Basic Radio is a free introductory textbook on electronics based on tubes. See the editorial for more information....


Author: J.B. Hoag

The faster the loop of Fig. 4 A rotates, the shorter the "period" T and the greater the number of cycles of e.m.f. and current that will be produced each second. If the loop rotates sixty times each second, sixty complete cycles of current will be generated each second. The frequency, f, is the number of complete cycles per second. The loop will require 1/60 of a second to rotate once. The time for one rotation or cycle is called the period. It is easy to see that f = 1/T, i.e., the frequency is the reciprocal of the period.

For power lines, the frequencies in common use are 25, 50, and 60 Hz, the latter being by far the most widespread.
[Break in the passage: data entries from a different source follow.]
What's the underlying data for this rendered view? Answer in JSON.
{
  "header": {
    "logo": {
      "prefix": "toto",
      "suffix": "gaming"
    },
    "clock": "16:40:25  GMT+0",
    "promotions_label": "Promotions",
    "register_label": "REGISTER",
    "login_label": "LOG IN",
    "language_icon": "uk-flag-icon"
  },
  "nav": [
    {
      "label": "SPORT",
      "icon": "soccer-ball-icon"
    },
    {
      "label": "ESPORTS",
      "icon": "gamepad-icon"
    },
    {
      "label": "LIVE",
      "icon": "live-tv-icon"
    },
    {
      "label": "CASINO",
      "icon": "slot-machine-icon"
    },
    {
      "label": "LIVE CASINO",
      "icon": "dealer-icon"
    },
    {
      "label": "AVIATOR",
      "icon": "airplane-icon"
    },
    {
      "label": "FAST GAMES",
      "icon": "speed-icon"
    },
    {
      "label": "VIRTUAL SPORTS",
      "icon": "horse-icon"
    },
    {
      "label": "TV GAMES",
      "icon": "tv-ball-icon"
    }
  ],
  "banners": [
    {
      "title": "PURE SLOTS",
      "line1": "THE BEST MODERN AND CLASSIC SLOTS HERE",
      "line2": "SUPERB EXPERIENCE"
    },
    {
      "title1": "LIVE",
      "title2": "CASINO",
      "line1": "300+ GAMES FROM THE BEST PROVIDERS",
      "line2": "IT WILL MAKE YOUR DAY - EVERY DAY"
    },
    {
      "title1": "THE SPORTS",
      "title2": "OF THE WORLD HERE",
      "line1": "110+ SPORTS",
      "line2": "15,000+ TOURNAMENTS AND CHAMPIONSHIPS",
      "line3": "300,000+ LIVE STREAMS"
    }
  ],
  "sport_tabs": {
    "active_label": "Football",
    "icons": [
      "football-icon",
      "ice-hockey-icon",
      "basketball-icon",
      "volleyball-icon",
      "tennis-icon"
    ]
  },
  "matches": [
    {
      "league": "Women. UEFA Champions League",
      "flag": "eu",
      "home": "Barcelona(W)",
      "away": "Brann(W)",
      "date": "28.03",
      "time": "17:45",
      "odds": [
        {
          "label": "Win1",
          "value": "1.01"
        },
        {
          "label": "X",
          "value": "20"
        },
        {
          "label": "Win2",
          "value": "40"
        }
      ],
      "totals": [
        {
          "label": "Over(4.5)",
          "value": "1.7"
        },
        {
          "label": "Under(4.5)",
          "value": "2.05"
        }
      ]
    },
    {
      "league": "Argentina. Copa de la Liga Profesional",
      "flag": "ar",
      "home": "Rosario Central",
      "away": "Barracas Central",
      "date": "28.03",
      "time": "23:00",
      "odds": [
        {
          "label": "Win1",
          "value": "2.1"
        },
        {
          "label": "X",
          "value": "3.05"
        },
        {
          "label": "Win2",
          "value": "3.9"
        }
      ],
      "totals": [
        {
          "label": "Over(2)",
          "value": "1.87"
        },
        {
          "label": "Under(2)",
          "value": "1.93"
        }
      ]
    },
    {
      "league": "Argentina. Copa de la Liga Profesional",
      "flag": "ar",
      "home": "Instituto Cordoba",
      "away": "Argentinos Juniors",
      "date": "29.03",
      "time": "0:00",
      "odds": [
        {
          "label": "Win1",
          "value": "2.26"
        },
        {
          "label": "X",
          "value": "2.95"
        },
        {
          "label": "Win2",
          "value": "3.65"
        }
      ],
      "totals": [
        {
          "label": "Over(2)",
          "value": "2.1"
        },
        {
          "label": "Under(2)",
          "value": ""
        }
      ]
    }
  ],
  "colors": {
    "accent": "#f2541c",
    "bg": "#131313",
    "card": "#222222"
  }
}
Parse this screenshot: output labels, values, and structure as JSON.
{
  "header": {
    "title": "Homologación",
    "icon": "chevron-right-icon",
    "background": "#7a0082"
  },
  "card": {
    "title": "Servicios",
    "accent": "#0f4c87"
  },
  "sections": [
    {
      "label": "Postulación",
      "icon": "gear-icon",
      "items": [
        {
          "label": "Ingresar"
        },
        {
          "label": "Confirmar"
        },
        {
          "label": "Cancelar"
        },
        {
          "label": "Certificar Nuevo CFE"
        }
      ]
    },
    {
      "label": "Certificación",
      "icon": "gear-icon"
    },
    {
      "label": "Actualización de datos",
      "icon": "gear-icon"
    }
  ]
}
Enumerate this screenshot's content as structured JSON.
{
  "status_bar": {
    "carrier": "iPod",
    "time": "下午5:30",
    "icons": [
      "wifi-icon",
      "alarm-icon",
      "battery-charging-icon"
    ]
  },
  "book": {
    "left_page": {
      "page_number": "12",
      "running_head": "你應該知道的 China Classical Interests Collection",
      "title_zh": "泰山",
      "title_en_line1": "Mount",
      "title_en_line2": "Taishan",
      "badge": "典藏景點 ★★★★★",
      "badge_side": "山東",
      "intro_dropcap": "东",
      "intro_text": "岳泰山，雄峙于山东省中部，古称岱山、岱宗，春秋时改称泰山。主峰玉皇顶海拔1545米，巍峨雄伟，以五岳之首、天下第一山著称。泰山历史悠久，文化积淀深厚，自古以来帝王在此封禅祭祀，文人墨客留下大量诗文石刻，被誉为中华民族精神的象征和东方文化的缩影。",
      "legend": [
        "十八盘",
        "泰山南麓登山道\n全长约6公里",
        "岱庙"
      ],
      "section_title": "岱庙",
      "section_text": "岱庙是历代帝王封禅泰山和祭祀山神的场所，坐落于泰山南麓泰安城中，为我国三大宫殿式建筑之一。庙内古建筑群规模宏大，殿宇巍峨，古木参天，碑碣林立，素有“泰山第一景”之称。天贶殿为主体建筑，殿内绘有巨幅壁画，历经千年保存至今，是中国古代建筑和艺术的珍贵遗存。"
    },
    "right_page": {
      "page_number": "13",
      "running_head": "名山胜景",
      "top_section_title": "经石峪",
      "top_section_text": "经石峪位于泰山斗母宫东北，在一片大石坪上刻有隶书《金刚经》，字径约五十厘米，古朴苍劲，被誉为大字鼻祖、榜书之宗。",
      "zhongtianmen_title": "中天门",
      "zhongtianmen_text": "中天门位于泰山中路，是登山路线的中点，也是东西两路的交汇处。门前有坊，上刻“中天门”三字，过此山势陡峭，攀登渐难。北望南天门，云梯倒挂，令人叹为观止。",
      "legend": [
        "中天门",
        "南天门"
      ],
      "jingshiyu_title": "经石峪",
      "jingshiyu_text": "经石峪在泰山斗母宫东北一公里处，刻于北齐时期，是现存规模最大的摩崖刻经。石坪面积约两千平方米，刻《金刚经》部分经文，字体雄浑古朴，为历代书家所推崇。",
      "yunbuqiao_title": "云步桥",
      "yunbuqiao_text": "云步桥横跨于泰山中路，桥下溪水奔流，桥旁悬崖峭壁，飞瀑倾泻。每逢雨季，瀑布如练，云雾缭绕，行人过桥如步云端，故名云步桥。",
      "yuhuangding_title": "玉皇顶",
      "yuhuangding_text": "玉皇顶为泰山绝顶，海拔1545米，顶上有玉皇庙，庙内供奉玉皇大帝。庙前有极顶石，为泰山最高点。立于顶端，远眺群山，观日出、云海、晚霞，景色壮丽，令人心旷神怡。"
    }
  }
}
Incidentally, the direct current from a battery or d.c. generator has a frequency of zero.

There are other methods of producing alternating currents than that of the rotating machine described above. In particular, vacuum tubes have been used in oscillator circuits to good advantage. With these, it is possible to produce much higher frequencies, into the billions of Hz.

Frequencies from 15 to 15,000 are known as audio frequencies because they can operate telephone receivers and loud speakers to produce sound waves which are audible to the ear.

Frequencies in the range from 15,000 to 100,000 cycles per second (= 15 to 100 kHz or kilohertz (kilocycles)) are called intermediate or low radio frequencies. From 100 to 1,500 kHz they are called medium r.f. (radio frequency). From 1.5 to 6 megahertz (mega = million) they are called medium-high frequencies. From 6 to 30 MHz they are h.f. (high frequencies); from 30 to 300 MHz they are ultra-high frequencies (u.h.f.). Above this they are referred to as centimeter-waves, quasi-optical waves, or microwaves.

Last Update: 2009-11-01